“SCL predicts that mobile PoS [point-of-sale] could particularly benefit the sale of prepaid gift cards, which are all about convenience, visibility and customer access,” he said. “Recent industry figures reveal that gift card sales are booming, despite recession. Many High Street stores will be eager to build on this success by harnessing the latest mobile applications to create volume sales particularly during peak 'gifting' times.

 

He added that US retailers have been the first to free gift cards from the till or customer service desk, helped by the British specialist SCL, whose systems enable the sales of millions of gift cards annually.

 

Loyalty benefits and convenience

 

Renier Lemmens, PayPal Europe chief executive, preferred to focus on its potential to reach customers through a new sales channel. He said: "Mobile technology effectively puts a shopping mall in the consumer’s pocket – wherever they are, whatever they are doing. The boundary between offline and online will blur forever – and the distinction becomes less relevant with each month that passes.”

 

Lemmens added: “If the mall is in your pocket – your bank better be there too. Providing seamless and secure payment experiences goes hand in hand with the future retailing model.

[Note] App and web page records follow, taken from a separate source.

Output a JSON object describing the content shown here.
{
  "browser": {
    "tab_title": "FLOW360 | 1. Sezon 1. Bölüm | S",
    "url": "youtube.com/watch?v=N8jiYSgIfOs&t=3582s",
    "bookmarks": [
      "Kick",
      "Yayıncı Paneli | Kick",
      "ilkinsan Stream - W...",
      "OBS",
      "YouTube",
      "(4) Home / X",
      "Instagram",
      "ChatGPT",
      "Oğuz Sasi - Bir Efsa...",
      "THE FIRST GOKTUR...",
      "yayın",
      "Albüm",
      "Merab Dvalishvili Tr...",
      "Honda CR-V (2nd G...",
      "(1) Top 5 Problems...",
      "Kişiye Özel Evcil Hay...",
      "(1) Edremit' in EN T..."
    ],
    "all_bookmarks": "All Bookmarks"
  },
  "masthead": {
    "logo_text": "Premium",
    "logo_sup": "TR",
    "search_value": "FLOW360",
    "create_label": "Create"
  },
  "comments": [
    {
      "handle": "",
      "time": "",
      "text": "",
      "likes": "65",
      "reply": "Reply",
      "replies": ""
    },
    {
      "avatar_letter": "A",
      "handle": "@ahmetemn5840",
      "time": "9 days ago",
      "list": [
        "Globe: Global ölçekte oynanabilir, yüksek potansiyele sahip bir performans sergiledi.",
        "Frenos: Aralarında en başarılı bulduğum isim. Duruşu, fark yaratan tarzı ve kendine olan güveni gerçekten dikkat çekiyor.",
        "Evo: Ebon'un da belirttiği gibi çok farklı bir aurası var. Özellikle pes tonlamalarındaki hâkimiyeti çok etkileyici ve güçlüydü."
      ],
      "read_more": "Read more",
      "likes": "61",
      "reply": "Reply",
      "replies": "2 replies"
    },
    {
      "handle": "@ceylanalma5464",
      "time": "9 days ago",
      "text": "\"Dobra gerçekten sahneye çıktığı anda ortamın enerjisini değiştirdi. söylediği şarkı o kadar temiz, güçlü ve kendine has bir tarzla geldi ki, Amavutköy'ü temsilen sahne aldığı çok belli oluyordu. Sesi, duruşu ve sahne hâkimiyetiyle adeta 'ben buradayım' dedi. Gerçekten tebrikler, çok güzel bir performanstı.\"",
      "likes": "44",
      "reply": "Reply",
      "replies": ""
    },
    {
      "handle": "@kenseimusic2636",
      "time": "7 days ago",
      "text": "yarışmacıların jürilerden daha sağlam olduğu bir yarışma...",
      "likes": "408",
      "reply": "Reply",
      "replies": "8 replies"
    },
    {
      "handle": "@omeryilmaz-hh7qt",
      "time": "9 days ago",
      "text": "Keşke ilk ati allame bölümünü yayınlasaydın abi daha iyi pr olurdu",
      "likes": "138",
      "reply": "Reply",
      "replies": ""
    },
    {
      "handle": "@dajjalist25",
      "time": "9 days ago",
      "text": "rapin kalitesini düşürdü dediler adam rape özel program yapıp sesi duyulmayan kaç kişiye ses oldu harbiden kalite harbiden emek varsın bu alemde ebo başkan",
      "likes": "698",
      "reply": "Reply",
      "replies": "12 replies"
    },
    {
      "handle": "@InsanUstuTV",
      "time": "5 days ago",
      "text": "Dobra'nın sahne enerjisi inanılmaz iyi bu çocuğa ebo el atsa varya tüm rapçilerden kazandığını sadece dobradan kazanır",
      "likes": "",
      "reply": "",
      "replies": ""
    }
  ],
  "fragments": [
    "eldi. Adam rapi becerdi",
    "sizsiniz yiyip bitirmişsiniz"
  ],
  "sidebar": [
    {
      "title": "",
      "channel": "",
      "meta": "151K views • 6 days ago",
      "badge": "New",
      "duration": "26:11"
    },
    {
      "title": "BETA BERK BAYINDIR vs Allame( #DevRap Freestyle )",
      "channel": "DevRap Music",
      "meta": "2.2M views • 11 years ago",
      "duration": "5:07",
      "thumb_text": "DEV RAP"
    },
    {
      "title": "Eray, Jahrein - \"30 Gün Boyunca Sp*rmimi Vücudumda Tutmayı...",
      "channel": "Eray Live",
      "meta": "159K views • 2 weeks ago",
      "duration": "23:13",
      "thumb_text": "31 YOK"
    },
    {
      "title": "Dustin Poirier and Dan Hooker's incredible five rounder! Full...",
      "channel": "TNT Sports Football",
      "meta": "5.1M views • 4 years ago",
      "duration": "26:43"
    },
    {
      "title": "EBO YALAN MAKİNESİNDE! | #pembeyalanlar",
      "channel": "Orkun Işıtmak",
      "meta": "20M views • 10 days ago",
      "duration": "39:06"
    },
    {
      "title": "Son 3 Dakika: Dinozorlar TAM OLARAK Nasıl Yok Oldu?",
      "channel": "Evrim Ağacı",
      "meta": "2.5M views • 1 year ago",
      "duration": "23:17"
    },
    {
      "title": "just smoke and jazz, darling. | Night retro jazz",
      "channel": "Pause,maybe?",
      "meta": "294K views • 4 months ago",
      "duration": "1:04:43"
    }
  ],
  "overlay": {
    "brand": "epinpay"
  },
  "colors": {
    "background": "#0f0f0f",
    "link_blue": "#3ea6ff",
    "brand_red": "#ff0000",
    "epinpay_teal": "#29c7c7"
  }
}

That’s what we are focusing on: a convenient and secure digital wallet that is with the consumer anywhere, anytime, and in any way that they wish to access it."

 

Stefan Schmidt, hybris director of product strategy advised Retail Technology readers to get their multichannel strategy right. “Mobile is a hot topic, but it needs to be approached with a clear plan that fits with your overall multichannel strategy,” he said. “Any mistakes made with your mobile channel will cast a harsh light on your ability to support more than one channel. Blurring the lines between channels in your organisation must be your top priority.”

 

Evolving multichannel strategy

 

But Schmidt warned that mobile is not the endgame; it is the start. “Three channels traditionally exist in retail – bricks and mortar, direct and catalogue and each has different customer touchpoints i.e. in bricks and mortar, the sales assistant or in direct, the phone,” he explained. “Currently mobile is a touchpoint for the online channel, but just around the corner is Facebook & Twitter, closely followed by PoS, interactive mirrors, electronic shelf labels, cars, machinery and so on, all powered by the internet.”

 

But for those looking to succeed with mobile, Schmidt concluded: “Don’t build more silos. You can’t create online as a separate unit within the retail organisation. It doesn’t work and it alienates customers. It must link with all your other channels.”